Rising audience levels spell marketer opportunity
The US online video ecosystem is thriving and poised for continued growth. Audience levels, technology adoption and premium content availability are reinforcing each other in a positive feedback loop that will continue for at least the next four years.
The venues people use to watch premium video are also gathering steam. Established destinations such as YouTube, Yahoo! and Facebook continue to build on already sizeable audiences, while emerging sites such as the music video channel VEVO are attracting top advertisers thanks to their ability to aggregate large numbers of viewers around premium content. Even services that have struggled in recent months, including Netflix and Hulu, are maintaining market leadership and brand strength in their respective content areas.
“The convergence of audience growth, technology advances and content availability has provided marketers with a wealth of opportunities to attach brands to premium video,” said Paul Verna, eMarketer senior analyst and author of the new report, “Premium Video: Audience, Devices and Content.” “This trend will continue in the coming years, but will be tempered by challenges, including piracy, a lack of standardization in ad types and cost structures, and a tendency by program owners, device-makers and service providers to silo their content.”
eMarketer expects the number of US online video viewers to reach nearly 170 million by the end of 2012. The numbers of young children (ages 11 and under) and seniors (ages 65 and older) who watch video are growing at above-average rates as these groups catch up with the rest of the viewing public.
Much of this audience is watching premium content. The number of US adult internet users who watch TV shows online will rise by double-digit percentages in the next two years before growth slows to single digits in 2014. Meanwhile, nearly 60 million US adults will watch full-length feature films online at least once per month next year.
“From movies and full-length TV shows to sports streams and made-for-web programming, video is finding receptive audiences on all types of connected devices,” said Verna. “Most of this content carries advertising, even when it lives behind a paywall, as is the case with live sports and TV subscription packages such as Hulu Plus. This gives marketers many options to participate in this ecosystem, ranging from standard video ads to branded content.”
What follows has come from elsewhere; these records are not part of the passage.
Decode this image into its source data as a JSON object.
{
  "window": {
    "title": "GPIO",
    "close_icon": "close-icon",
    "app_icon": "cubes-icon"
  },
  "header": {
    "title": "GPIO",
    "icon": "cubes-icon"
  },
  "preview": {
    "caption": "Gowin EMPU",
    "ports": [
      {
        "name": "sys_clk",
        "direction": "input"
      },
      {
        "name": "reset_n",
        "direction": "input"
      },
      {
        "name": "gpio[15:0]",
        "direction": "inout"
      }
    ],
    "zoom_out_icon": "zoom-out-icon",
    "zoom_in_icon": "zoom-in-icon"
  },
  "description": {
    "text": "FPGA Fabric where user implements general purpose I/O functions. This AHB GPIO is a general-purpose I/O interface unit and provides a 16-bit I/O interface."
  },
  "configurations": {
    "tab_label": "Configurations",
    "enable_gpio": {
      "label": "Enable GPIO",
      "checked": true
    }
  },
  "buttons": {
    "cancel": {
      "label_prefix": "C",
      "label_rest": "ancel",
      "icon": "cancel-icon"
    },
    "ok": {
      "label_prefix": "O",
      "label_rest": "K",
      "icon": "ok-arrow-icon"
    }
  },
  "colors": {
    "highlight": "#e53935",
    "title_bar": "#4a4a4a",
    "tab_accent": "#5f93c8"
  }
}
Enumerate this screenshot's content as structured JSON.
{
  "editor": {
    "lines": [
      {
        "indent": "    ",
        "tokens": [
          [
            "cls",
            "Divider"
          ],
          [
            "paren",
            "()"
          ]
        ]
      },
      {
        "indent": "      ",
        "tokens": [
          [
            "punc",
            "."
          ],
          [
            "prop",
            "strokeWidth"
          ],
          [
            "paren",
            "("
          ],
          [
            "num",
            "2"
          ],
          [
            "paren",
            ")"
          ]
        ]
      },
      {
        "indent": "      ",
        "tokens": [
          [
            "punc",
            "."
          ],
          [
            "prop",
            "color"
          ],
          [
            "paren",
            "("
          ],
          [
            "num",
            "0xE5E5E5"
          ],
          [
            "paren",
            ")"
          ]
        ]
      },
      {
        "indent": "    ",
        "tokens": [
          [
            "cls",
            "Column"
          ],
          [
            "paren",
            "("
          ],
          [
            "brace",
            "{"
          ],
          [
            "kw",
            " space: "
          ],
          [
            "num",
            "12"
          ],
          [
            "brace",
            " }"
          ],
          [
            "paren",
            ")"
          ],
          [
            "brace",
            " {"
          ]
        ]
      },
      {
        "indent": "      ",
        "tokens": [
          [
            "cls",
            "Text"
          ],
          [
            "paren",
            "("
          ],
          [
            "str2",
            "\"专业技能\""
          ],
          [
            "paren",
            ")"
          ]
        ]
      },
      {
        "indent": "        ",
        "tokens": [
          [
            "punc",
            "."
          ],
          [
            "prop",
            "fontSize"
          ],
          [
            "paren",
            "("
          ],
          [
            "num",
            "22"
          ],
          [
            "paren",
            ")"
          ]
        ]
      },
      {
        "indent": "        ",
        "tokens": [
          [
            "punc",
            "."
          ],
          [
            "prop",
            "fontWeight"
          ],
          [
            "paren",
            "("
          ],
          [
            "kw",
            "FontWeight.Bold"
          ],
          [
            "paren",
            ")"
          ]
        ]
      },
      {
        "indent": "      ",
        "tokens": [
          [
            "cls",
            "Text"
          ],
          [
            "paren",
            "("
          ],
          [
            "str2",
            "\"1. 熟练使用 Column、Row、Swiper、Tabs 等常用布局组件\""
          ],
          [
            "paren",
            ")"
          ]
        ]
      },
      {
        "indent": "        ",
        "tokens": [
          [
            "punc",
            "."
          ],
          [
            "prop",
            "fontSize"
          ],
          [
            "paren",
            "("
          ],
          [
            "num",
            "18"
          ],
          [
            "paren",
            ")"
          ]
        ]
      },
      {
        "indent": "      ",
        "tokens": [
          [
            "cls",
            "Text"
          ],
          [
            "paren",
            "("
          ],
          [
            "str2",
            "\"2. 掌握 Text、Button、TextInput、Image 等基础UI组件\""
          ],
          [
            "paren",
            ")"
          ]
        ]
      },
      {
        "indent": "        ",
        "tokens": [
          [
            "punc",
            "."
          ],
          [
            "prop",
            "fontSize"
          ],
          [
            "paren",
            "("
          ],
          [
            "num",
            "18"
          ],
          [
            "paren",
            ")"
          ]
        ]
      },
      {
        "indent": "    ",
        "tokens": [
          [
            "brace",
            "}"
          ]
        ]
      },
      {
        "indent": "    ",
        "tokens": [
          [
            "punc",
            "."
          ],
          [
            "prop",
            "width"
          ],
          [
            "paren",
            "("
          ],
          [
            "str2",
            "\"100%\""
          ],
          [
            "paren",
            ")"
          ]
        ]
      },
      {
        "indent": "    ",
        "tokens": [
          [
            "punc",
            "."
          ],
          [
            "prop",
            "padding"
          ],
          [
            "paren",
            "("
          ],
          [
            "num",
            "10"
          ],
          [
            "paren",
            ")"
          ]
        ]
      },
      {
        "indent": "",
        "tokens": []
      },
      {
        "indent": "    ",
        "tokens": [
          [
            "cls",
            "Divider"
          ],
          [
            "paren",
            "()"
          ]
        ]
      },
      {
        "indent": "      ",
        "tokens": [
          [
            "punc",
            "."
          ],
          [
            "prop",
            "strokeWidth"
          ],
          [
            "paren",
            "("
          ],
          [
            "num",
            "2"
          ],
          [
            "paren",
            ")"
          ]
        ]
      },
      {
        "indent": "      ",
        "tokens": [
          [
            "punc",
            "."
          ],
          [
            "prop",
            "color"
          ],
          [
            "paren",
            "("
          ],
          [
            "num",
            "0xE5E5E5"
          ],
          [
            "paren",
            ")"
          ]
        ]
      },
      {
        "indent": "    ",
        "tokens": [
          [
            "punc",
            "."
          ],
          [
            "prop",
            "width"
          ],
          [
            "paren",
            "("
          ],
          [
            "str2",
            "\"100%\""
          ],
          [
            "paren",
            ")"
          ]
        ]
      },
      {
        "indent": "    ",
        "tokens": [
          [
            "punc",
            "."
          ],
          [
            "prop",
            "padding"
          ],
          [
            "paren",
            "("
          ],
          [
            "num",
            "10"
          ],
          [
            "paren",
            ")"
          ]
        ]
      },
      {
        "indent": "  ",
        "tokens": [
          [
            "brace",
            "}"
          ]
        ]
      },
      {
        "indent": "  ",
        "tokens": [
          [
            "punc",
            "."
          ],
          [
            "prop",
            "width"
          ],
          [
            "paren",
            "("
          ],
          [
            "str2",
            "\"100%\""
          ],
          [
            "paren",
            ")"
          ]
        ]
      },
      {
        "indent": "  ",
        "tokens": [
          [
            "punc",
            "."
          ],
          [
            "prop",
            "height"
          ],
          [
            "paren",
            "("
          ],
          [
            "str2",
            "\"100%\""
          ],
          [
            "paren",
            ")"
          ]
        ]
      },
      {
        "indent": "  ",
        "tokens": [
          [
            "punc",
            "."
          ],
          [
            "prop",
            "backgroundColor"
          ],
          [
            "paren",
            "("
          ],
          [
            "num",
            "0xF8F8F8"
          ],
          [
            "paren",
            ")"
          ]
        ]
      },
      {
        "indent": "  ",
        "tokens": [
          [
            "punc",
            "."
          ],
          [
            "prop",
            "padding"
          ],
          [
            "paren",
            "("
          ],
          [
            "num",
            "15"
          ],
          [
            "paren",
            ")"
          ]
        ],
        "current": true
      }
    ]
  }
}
The full report, “Premium Video: Audience, Devices and Content,” also answers these key questions:
- How many people will view online video, including full-length TV shows and movies, in the next several years?
- How will technology adoption affect the video content landscape?
- What types of premium content are most viable online and on mobile devices?
- What are the leading venues for premium video content?
- How should marketers approach brand opportunities around video content?
This report is available to eMarketer corporate subscription clients only. Total Access clients, log in and view the report now.
Check out today’s other article, “Gilt’s Device-Agnostic Strategy Powers Mobile Growth.”